A new one-pager from the UNDP International Poverty Centre makes an interesting case for Conditional Cash Transfer programs as a poverty-reduction measure. Comparative evaluation of Brazil's Bolsa Família program, Mexico's Oportunidades program, and Chile's Chile Solidario program shows wide differences in the effectiveness of these programs despite good targeting in all three. Using Gini coefficient as a measure of success, Bolsa Família and Oportunidades programs appear to be the most effective, reducing inequality by 2.7points, whereas Chile Solidario only resulted in a .1 point difference in Gini coefficient. The three programs also show some moderate-to-good success rates in improving health and education indicators among recipients.
The difference, it seems is in scale. Bolsa Família is a gigantic bohemoth of a program, reaching 44 million people in 2004 with an average cash transfer of US$24 per month. The program is supported by World Bank and Inter-American Development Bank loans. Oportunidades reaches 4 million families with monthly grants ranging from US$10.50 to US$66 per month, funded by a $1 billion IADB loan.
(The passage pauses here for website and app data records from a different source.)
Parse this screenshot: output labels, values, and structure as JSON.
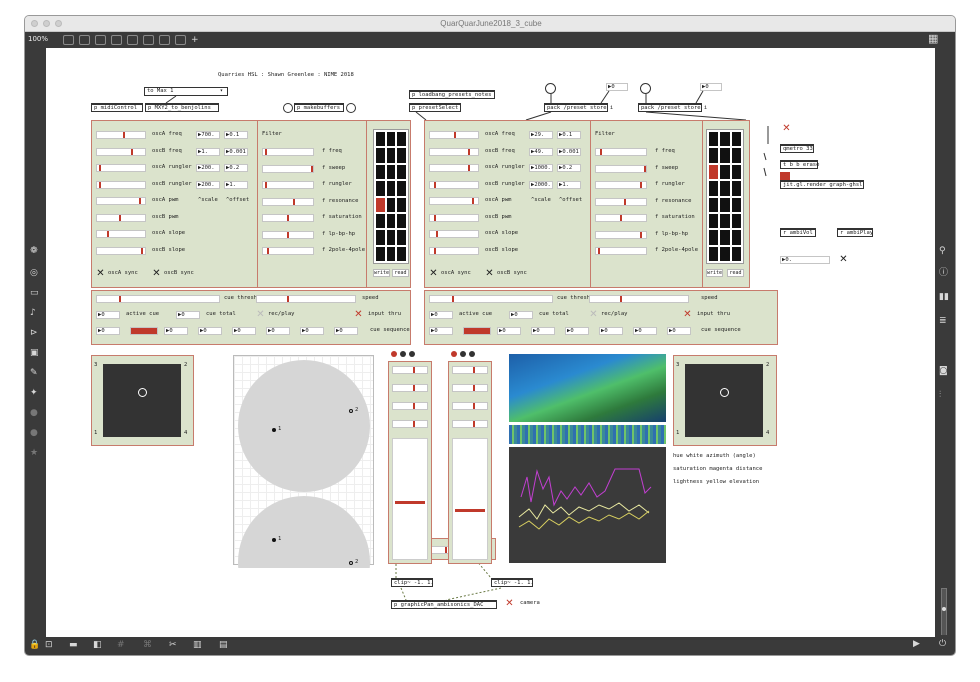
{
  "window": {
    "title": "QuarQuarJune2018_3_cube",
    "zoom": "100%"
  },
  "header": {
    "credit": "Quarries HSL : Shawn Greenlee : NIME 2018"
  },
  "objects": {
    "midicontrol": "p midiControl",
    "max_menu": "to Max 1",
    "mxy": "p MXY2_to_benjolins",
    "makebuffers": "p makebuffers",
    "loadbang": "p loadbang_presets_notes",
    "presetselect": "p presetSelect",
    "pack1": "pack /preset store i",
    "pack2": "pack /preset store i",
    "num1": "0",
    "num2": "0",
    "qmetro": "qmetro 33",
    "tbberase": "t b b erase",
    "render": "jit.gl.render graph-ghsl",
    "ambivol": "r ambiVol",
    "ambiplay": "r ambiPlay",
    "ambival": "0.",
    "clip1": "clip~ -1. 1.",
    "clip2": "clip~ -1. 1.",
    "graphicpan": "p graphicPan_ambisonics_DAC",
    "camera": "camera"
  },
  "synth": {
    "a_rows": [
      {
        "label": "oscA freq",
        "v1": "700.",
        "v2": "0.1"
      },
      {
        "label": "oscB freq",
        "v1": "1.",
        "v2": "0.001"
      },
      {
        "label": "oscA rungler",
        "v1": "200.",
        "v2": "0.2"
      },
      {
        "label": "oscB rungler",
        "v1": "200.",
        "v2": "1."
      },
      {
        "label": "oscA pwm",
        "v1": "^scale",
        "v2": "^offset"
      },
      {
        "label": "oscB pwm",
        "v1": "",
        "v2": ""
      },
      {
        "label": "oscA slope",
        "v1": "",
        "v2": ""
      },
      {
        "label": "oscB slope",
        "v1": "",
        "v2": ""
      }
    ],
    "b_rows": [
      {
        "label": "oscA freq",
        "v1": "29.",
        "v2": "0.1"
      },
      {
        "label": "oscB freq",
        "v1": "49.",
        "v2": "0.001"
      },
      {
        "label": "oscA rungler",
        "v1": "1000.",
        "v2": "0.2"
      },
      {
        "label": "oscB rungler",
        "v1": "2000.",
        "v2": "1."
      },
      {
        "label": "oscA pwm",
        "v1": "^scale",
        "v2": "^offset"
      },
      {
        "label": "oscB pwm",
        "v1": "",
        "v2": ""
      },
      {
        "label": "oscA slope",
        "v1": "",
        "v2": ""
      },
      {
        "label": "oscB slope",
        "v1": "",
        "v2": ""
      }
    ],
    "filter_title": "Filter",
    "filter_rows": [
      "f freq",
      "f sweep",
      "f rungler",
      "f resonance",
      "f saturation",
      "f lp-bp-hp",
      "f 2pole-4pole"
    ],
    "sync_a": "oscA sync",
    "sync_b": "oscB sync",
    "write": "write",
    "read": "read"
  },
  "cue": {
    "thresh": "cue thresh",
    "speed": "speed",
    "active": "active cue",
    "total": "cue total",
    "recplay": "rec/play",
    "input": "input thru",
    "sequence": "cue sequence",
    "zero": "0"
  },
  "xy": {
    "c1": "1",
    "c2": "2",
    "c3": "3",
    "c4": "4"
  },
  "pan": {
    "p1": "1",
    "p2": "2"
  },
  "legend": {
    "line1": "hue white azimuth (angle)",
    "line2": "saturation magenta distance",
    "line3": "lightness yellow elevation"
  }
}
The real question is sustainability. Chile was able to accomplish major poverty-reduction goals among a very small but very disadvantaged segment of the population for the cost of one interest payment on the loans Brazil and Mexico received for their programs. Yes, the drop in Gini coefficient in Brazil and Mexico was impressive, but what happens when loan funding runs out and loan payments begin? Another concern is that the programs are essentially self-targeting. They rely on survey results and reported income to decide who should receive payments, providing an incentive to underreport income.
So you see.